---------- Input ----------
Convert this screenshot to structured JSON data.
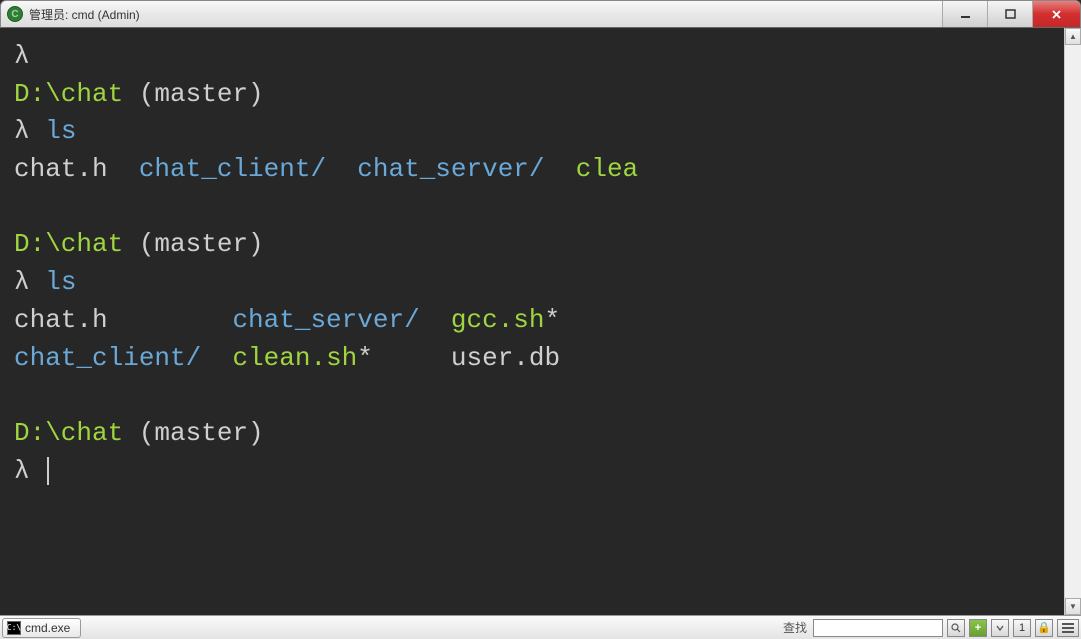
{
  "titlebar": {
    "icon_text": "C",
    "title": "管理员: cmd (Admin)"
  },
  "terminal": {
    "lines": [
      {
        "segments": [
          {
            "cls": "lambda",
            "text": "λ"
          }
        ]
      },
      {
        "segments": [
          {
            "cls": "path",
            "text": "D:\\chat "
          },
          {
            "cls": "branch",
            "text": "(master)"
          }
        ]
      },
      {
        "segments": [
          {
            "cls": "lambda",
            "text": "λ "
          },
          {
            "cls": "cmd",
            "text": "ls"
          }
        ]
      },
      {
        "segments": [
          {
            "cls": "file-plain",
            "text": "chat.h  "
          },
          {
            "cls": "dir",
            "text": "chat_client/"
          },
          {
            "cls": "file-plain",
            "text": "  "
          },
          {
            "cls": "dir",
            "text": "chat_server/"
          },
          {
            "cls": "file-plain",
            "text": "  "
          },
          {
            "cls": "exec",
            "text": "clea"
          }
        ]
      },
      {
        "segments": [
          {
            "cls": "file-plain",
            "text": " "
          }
        ]
      },
      {
        "segments": [
          {
            "cls": "path",
            "text": "D:\\chat "
          },
          {
            "cls": "branch",
            "text": "(master)"
          }
        ]
      },
      {
        "segments": [
          {
            "cls": "lambda",
            "text": "λ "
          },
          {
            "cls": "cmd",
            "text": "ls"
          }
        ]
      },
      {
        "segments": [
          {
            "cls": "file-plain",
            "text": "chat.h        "
          },
          {
            "cls": "dir",
            "text": "chat_server/"
          },
          {
            "cls": "file-plain",
            "text": "  "
          },
          {
            "cls": "exec",
            "text": "gcc.sh"
          },
          {
            "cls": "file-plain",
            "text": "*"
          }
        ]
      },
      {
        "segments": [
          {
            "cls": "dir",
            "text": "chat_client/"
          },
          {
            "cls": "file-plain",
            "text": "  "
          },
          {
            "cls": "exec",
            "text": "clean.sh"
          },
          {
            "cls": "file-plain",
            "text": "*     user.db"
          }
        ]
      },
      {
        "segments": [
          {
            "cls": "file-plain",
            "text": " "
          }
        ]
      },
      {
        "segments": [
          {
            "cls": "path",
            "text": "D:\\chat "
          },
          {
            "cls": "branch",
            "text": "(master)"
          }
        ]
      },
      {
        "segments": [
          {
            "cls": "lambda",
            "text": "λ "
          }
        ],
        "cursor": true
      }
    ]
  },
  "statusbar": {
    "tab_label": "cmd.exe",
    "search_label": "查找",
    "add_label": "+",
    "lock_label": "🔒",
    "num_label": "1"
  }
}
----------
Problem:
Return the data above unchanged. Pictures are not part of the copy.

Solution to this exercise:
Convert this screenshot to structured JSON data.
{
  "titlebar": {
    "icon_text": "C",
    "title": "管理员: cmd (Admin)"
  },
  "terminal": {
    "lines": [
      {
        "segments": [
          {
            "cls": "lambda",
            "text": "λ"
          }
        ]
      },
      {
        "segments": [
          {
            "cls": "path",
            "text": "D:\\chat "
          },
          {
            "cls": "branch",
            "text": "(master)"
          }
        ]
      },
      {
        "segments": [
          {
            "cls": "lambda",
            "text": "λ "
          },
          {
            "cls": "cmd",
            "text": "ls"
          }
        ]
      },
      {
        "segments": [
          {
            "cls": "file-plain",
            "text": "chat.h  "
          },
          {
            "cls": "dir",
            "text": "chat_client/"
          },
          {
            "cls": "file-plain",
            "text": "  "
          },
          {
            "cls": "dir",
            "text": "chat_server/"
          },
          {
            "cls": "file-plain",
            "text": "  "
          },
          {
            "cls": "exec",
            "text": "clea"
          }
        ]
      },
      {
        "segments": [
          {
            "cls": "file-plain",
            "text": " "
          }
        ]
      },
      {
        "segments": [
          {
            "cls": "path",
            "text": "D:\\chat "
          },
          {
            "cls": "branch",
            "text": "(master)"
          }
        ]
      },
      {
        "segments": [
          {
            "cls": "lambda",
            "text": "λ "
          },
          {
            "cls": "cmd",
            "text": "ls"
          }
        ]
      },
      {
        "segments": [
          {
            "cls": "file-plain",
            "text": "chat.h        "
          },
          {
            "cls": "dir",
            "text": "chat_server/"
          },
          {
            "cls": "file-plain",
            "text": "  "
          },
          {
            "cls": "exec",
            "text": "gcc.sh"
          },
          {
            "cls": "file-plain",
            "text": "*"
          }
        ]
      },
      {
        "segments": [
          {
            "cls": "dir",
            "text": "chat_client/"
          },
          {
            "cls": "file-plain",
            "text": "  "
          },
          {
            "cls": "exec",
            "text": "clean.sh"
          },
          {
            "cls": "file-plain",
            "text": "*     user.db"
          }
        ]
      },
      {
        "segments": [
          {
            "cls": "file-plain",
            "text": " "
          }
        ]
      },
      {
        "segments": [
          {
            "cls": "path",
            "text": "D:\\chat "
          },
          {
            "cls": "branch",
            "text": "(master)"
          }
        ]
      },
      {
        "segments": [
          {
            "cls": "lambda",
            "text": "λ "
          }
        ],
        "cursor": true
      }
    ]
  },
  "statusbar": {
    "tab_label": "cmd.exe",
    "search_label": "查找",
    "add_label": "+",
    "lock_label": "🔒",
    "num_label": "1"
  }
}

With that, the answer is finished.